The Boston Globe’s Sam Allis wrote a column on April 12 calling for that city’s corporate community to come to the rescue of the Boston Public Library (BPL) in order to prevent impending layoffs and the shuttering of four library branches. We’re all for keeping libraries open, especially during economic downturns when public library use soars as families struggle to make ends meet. We applaud his concern about BPL’s budget crunch and the danger of losing library services. But in calling for corporate citizens to come to the rescue of the BPL, Allis writes:
It’s not just the books or even computers, the sine qua non for the future transfer of knowledge. It’s the fundamental assumption that Boston prizes the culture that the branches foster across the city. The BPL is part of what separates us from Tulsa.
Excuse me?! (Someone hand me my boxin’ gloves!)
Now, I understand this kind of writing. A local service is threatened and the politician or opinion writer wants to emphasize how terrible the loss of this service would be. One strategy: pick a smaller state or community, and threaten that the service loss could turn your fair city into a Tulsa, or a Peoria, or a Bugtussle.
Too bad Allis was more interested in this cutsie (and lazy) strategy instead of really doing his research. Truth is, BPL might want to look at the success of the Tulsa City-County Library System (TCCL). Let’s look at some actual facts:
BPL Service Area (city of Boston): 620,000 (2008 estimate)

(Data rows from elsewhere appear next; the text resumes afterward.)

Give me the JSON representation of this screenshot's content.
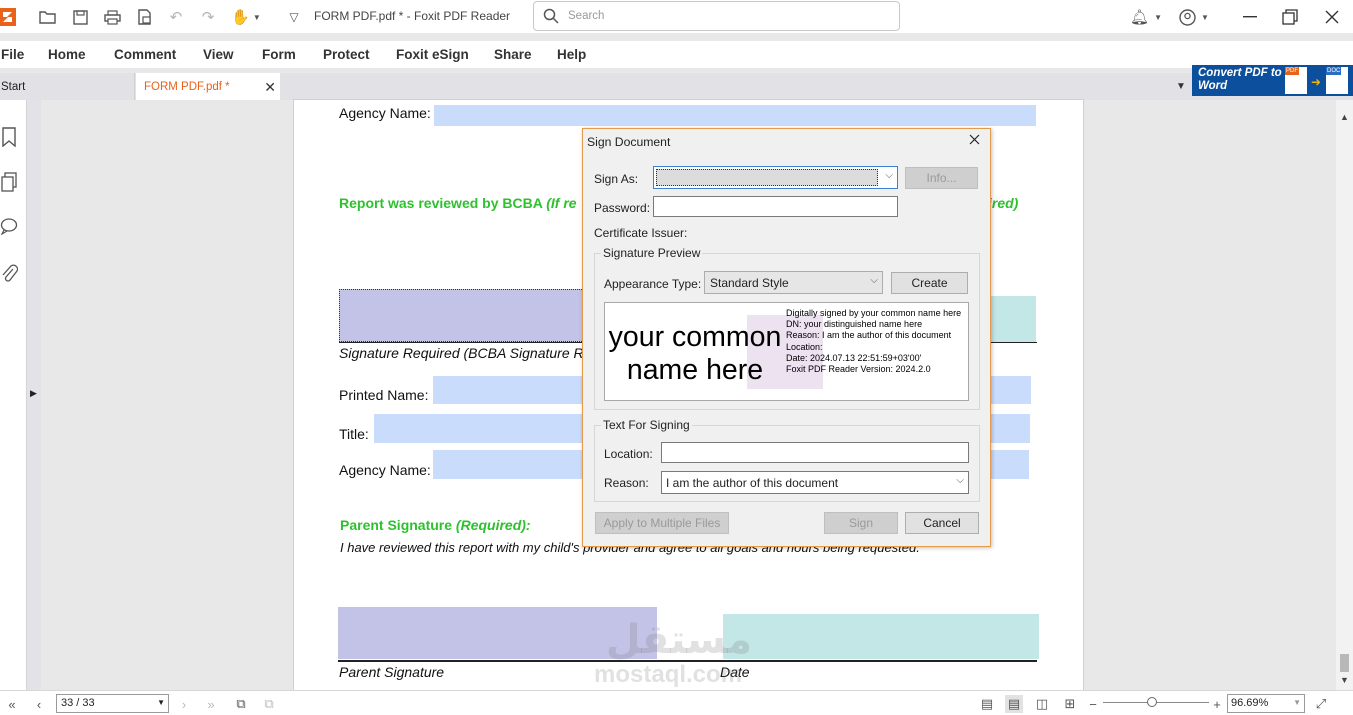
{
  "window": {
    "title": "FORM PDF.pdf * - Foxit PDF Reader"
  },
  "search": {
    "placeholder": "Search"
  },
  "menu": [
    "File",
    "Home",
    "Comment",
    "View",
    "Form",
    "Protect",
    "Foxit eSign",
    "Share",
    "Help"
  ],
  "tabs": {
    "start": "Start",
    "active": "FORM PDF.pdf *"
  },
  "ad": {
    "text": "Convert PDF to Word",
    "pdf_label": "PDF",
    "doc_label": "DOC"
  },
  "document": {
    "agency_label_top": "Agency Name:",
    "reviewed_text": "Report was reviewed by BCBA",
    "reviewed_italic": "(If re",
    "required_tail": "ired)",
    "sig_required": "Signature Required (BCBA Signature R",
    "printed_name": "Printed Name:",
    "title_label": "Title:",
    "agency_label": "Agency Name:",
    "parent_sig_title": "Parent Signature",
    "parent_sig_req": "(Required):",
    "parent_statement": "I have reviewed this report with my child's provider and agree to all goals and hours being requested.",
    "parent_sig_caption": "Parent Signature",
    "date_caption": "Date"
  },
  "dialog": {
    "title": "Sign Document",
    "sign_as_label": "Sign As:",
    "info_button": "Info...",
    "password_label": "Password:",
    "cert_issuer_label": "Certificate Issuer:",
    "preview_group": "Signature Preview",
    "appearance_label": "Appearance Type:",
    "appearance_value": "Standard Style",
    "create_button": "Create",
    "preview_big_1": "your common",
    "preview_big_2": "name here",
    "preview_lines": [
      "Digitally signed by your common name here",
      "DN: your distinguished name here",
      "Reason: I am the author of this document",
      "Location:",
      "Date: 2024.07.13 22:51:59+03'00'",
      "Foxit PDF Reader Version: 2024.2.0"
    ],
    "text_group": "Text For Signing",
    "location_label": "Location:",
    "reason_label": "Reason:",
    "reason_value": "I am the author of this document",
    "apply_multi_button": "Apply to Multiple Files",
    "sign_button": "Sign",
    "cancel_button": "Cancel"
  },
  "status": {
    "page": "33 / 33",
    "zoom": "96.69%"
  },
  "watermark": {
    "arabic": "مستقل",
    "latin": "mostaql.com"
  },
  "colors": {
    "accent": "#e8621a",
    "field": "#c9dcfc",
    "sig_field": "#c3c3e8",
    "date_field": "#c3e6e6",
    "green": "#2ec12e",
    "ad": "#0c4f9c"
  }
}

TCCL Service Area (county of Tulsa): 601,000 (2009 estimate)
BPL Branches: 27 (including central library)
TCCL Branches: 25 (including central library and genealogy branch)
So far, we’re sparring nicely. Now look at this:
BPL program attendance per capita: 0.29
TCCL program attendance per capita: 0.34
BPL visits per capita: 5.8
TCCL visits per capita: 6.1
BPL Internet use per capita: 1.18
TCCL Internet use per capita: 4.8
BPL circulation per capita: 4.8
TCCL circulation per capita: 8.5
Kapow! BPL goes down for the count!
All of these library stats can be found on Library Journal’s America’s Star Libraries ratings page. The magazine named TCCL a four-star library in 2009. Alas, BPL didn’t rate a star.
Tulsa’s library system is stellar, and it has a national reputation for providing excellent service to its users. Year after year, TCCL attracts more children to its summer reading program than any other library system in the state. Its Government Documents Depository received the first ever Federal Depository Library of the Year Award in 2003. (The feds bestowed this award on the Oklahoma Department of Libraries in 2009, meaning two Oklahoma libraries have received this honor in the seven short years of the award’s existence. No Massachusetts libraries have made this list yet.)
But this isn’t about Yankees vs. Okies. I’ve been to Boston three times and can honestly say it’s one of my favorite American cities. And, truth be told, my politics are probably more in line with the average Bay Stater than the average Oklahoman. No, this is about style over substance. It’s about writers not doing their homework. It’s about dissin Tulsa!